It's also a dramatic lie. American history is replete with racism; racism was indeed the root of systems ranging from slavery to Jim Crow. But the story of America is the story of the cashing of Martin Luther King Jr.'s promissory note: the fulfillment of the pledge of the Declaration of Independence to treat all men equally, to grant them protection of their inalienable natural rights. America has worked to extirpate the nearly universal sin of bigotry in pursuit of the fulfillment of the declaration. The story of America is 1776, not 1619; it's Abraham Lincoln, not John C. Calhoun; it's Martin Luther King Jr., not Robin DiAngelo.
It is particularly true today that American society does not deserve the scorn being heaped upon her head. American society is decidedly not racist: According to Swedish economists from World Values, America is one of the most racially tolerant countries on Earth. American law has banned discrimination on race for two generations and more than half a century; in fact, the only racially discriminatory laws on the books cut in favor of racial minorities, who have been granted special privileges in arenas like college admissions.

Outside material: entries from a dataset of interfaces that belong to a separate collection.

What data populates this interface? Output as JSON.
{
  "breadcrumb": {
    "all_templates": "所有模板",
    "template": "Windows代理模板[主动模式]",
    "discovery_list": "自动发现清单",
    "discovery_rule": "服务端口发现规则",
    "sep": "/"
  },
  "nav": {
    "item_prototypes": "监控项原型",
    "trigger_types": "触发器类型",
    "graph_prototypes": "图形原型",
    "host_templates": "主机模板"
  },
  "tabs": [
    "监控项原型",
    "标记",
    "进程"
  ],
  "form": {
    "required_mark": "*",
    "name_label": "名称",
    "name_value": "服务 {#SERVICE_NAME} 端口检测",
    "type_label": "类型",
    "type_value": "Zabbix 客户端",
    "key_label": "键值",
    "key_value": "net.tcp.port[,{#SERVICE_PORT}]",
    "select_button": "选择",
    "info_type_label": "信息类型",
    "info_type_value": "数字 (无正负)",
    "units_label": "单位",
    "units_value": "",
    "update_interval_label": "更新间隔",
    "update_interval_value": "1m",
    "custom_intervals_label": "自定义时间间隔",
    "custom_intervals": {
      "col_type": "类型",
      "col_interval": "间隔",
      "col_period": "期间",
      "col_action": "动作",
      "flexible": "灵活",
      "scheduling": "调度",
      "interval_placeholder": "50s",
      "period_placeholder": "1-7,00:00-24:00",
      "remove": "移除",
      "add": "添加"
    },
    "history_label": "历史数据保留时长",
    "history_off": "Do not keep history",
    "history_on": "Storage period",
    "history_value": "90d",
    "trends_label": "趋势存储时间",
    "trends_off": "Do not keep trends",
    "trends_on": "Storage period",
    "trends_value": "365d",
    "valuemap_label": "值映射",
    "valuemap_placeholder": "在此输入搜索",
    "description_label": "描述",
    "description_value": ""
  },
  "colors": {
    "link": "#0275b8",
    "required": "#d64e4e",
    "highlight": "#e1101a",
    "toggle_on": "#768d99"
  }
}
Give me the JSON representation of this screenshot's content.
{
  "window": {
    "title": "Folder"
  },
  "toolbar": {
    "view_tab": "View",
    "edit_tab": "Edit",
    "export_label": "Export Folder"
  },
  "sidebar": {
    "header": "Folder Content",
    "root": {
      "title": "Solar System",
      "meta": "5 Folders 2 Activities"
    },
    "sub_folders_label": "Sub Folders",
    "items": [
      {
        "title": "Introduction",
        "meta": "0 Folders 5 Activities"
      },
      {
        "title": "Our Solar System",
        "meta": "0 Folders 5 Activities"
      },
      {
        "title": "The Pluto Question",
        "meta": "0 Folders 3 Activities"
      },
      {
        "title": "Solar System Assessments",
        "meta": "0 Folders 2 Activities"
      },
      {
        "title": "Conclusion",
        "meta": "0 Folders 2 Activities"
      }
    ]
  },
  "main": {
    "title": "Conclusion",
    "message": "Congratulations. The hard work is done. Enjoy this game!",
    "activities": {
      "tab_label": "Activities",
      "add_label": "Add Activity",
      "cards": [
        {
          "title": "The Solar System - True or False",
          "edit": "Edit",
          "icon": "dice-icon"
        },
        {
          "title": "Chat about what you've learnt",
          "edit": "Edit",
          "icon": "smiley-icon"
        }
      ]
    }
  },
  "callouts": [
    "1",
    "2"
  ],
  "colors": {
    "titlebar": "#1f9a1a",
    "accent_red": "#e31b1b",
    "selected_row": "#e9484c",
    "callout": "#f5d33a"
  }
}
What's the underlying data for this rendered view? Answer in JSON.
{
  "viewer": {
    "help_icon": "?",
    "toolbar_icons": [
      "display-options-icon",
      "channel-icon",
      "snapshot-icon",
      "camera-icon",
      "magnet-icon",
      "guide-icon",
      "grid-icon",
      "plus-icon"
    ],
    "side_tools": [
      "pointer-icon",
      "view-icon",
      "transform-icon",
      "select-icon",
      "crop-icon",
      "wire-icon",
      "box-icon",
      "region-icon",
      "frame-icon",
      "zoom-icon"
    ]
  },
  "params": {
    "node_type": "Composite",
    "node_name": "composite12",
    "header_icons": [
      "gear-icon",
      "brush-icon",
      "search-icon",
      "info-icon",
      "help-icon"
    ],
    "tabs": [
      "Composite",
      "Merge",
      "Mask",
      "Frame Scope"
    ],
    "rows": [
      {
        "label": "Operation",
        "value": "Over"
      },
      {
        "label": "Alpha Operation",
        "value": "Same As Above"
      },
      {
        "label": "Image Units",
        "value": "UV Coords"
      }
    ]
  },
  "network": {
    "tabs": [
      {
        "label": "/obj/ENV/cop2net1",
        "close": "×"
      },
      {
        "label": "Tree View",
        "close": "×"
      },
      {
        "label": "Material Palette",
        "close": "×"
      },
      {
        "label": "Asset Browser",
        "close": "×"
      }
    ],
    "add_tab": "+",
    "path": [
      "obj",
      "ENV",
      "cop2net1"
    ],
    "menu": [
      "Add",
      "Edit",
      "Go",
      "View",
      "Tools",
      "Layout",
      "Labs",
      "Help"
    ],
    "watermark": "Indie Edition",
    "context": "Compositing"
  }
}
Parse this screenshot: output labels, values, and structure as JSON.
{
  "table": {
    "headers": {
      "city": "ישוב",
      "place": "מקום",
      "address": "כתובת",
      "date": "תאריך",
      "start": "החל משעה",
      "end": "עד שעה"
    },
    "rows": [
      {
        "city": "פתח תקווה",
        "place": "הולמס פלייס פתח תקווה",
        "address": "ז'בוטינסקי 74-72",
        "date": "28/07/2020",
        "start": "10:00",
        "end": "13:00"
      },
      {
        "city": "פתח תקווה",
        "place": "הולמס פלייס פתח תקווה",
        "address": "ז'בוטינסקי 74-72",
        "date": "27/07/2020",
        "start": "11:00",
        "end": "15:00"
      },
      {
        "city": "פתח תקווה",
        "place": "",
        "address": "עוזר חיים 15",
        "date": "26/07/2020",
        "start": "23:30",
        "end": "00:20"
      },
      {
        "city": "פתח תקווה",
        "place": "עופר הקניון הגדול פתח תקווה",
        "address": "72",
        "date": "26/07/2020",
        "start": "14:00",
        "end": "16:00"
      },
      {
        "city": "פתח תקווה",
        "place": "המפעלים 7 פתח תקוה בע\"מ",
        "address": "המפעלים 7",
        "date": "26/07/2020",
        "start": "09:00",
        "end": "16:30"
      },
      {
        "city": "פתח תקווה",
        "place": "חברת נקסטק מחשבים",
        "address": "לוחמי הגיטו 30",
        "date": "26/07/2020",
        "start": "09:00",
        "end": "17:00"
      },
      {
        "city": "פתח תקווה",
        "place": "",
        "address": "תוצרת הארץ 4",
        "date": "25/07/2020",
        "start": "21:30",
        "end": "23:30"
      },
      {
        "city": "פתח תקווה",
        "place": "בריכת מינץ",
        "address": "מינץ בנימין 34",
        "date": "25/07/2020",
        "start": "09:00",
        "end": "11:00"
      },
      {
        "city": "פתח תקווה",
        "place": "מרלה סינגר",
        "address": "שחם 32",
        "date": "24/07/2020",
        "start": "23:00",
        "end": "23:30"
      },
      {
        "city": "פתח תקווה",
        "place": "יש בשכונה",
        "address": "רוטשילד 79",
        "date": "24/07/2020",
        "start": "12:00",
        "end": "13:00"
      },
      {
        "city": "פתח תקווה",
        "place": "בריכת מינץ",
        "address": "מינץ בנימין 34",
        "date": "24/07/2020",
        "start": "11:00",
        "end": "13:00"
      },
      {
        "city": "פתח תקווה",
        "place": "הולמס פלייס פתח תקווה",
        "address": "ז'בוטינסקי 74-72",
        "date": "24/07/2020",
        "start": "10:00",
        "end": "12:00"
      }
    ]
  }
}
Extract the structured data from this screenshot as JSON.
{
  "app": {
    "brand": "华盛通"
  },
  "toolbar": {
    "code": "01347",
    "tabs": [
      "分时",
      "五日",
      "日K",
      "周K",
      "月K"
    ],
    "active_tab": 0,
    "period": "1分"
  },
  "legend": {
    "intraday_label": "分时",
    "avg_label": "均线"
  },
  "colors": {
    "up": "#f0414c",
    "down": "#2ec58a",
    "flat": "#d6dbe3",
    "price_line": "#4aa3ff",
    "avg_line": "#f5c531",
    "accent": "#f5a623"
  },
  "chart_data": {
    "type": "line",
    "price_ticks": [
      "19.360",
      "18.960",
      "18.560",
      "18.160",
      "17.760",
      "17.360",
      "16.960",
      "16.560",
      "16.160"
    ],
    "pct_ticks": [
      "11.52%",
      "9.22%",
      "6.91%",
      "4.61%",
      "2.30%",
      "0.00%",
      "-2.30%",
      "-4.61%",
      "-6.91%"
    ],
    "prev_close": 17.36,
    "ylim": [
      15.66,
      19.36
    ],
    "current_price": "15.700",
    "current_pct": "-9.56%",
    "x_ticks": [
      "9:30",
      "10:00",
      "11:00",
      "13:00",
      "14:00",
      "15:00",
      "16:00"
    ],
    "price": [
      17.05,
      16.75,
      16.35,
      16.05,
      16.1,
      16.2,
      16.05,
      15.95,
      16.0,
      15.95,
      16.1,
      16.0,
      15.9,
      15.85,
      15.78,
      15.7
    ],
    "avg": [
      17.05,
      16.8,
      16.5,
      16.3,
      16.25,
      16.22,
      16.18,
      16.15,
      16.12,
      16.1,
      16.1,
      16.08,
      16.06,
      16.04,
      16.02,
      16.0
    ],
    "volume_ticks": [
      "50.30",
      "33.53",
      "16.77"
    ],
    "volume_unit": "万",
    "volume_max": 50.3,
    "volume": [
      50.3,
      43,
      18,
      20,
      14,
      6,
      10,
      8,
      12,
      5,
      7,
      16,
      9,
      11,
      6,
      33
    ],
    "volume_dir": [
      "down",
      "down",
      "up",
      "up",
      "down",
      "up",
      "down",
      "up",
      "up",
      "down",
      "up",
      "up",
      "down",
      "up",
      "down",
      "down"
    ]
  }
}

The police are no longer instruments of racial terror, contrary to popular media narrative: In many of America's largest cities, police forces are either majority minority or nearly so, and police are not more likely to shoot and kill black Americans than white Americans. Problems of high crime in minority neighborhoods are generally a result of underpolicing, rather than the converse.
Some problems of wealth inequality are in part products of history — history always has consequences. But overwhelmingly, the pathways to success are not barred by discrimination. Black Americans occupy many of the most prominent positions in American society, from government to entertainment to education to finance. Responsible individual decision-making is generally rewarded for all Americans, black and white. And Americans are more than willing to fight those who would obstruct the possibility of success for those who make the right decisions.
More and more Americans apparently believe that the American system is endemically racist — yet the system produces more wealth, freedom, and opportunity than any on Earth for millions of citizens of every color, creed, and religion. If a majority of Americans believe that society is racist — not just individuals but a vast swath of friends and neighbors, and America's institutions to boot — then it will be quite difficult for Americans to unify. No country can survive its citizens seeing one another as enemies rather than friends, seeing their country as a reflection of continuing evil embedded in its history. America, like every other nation, requires a common philosophy, culture, and history to survive. And yet those elements are being consistently eroded by those who would rather collapse the American system in pursuit of some unspecified utopia.
That utopia will not come. All that will follow in the wake of the dissolution of our common bonds is chaos. The principles of the Declaration of Independence remain true; the promise remains durable. The only question is whether we are willing to stand up for those principles and work anew to fulfill those promises, rather than caving in the foundations of the greatest nation ever conceived by mankind.
Ben Shapiro, 36, is a graduate of UCLA and Harvard Law School, host of "The Ben Shapiro Show" and editor-in-chief of DailyWire.com. He is the author of the No. 1 New York Times bestseller "The Right Side of History." He lives with his wife and three children in Los Angeles.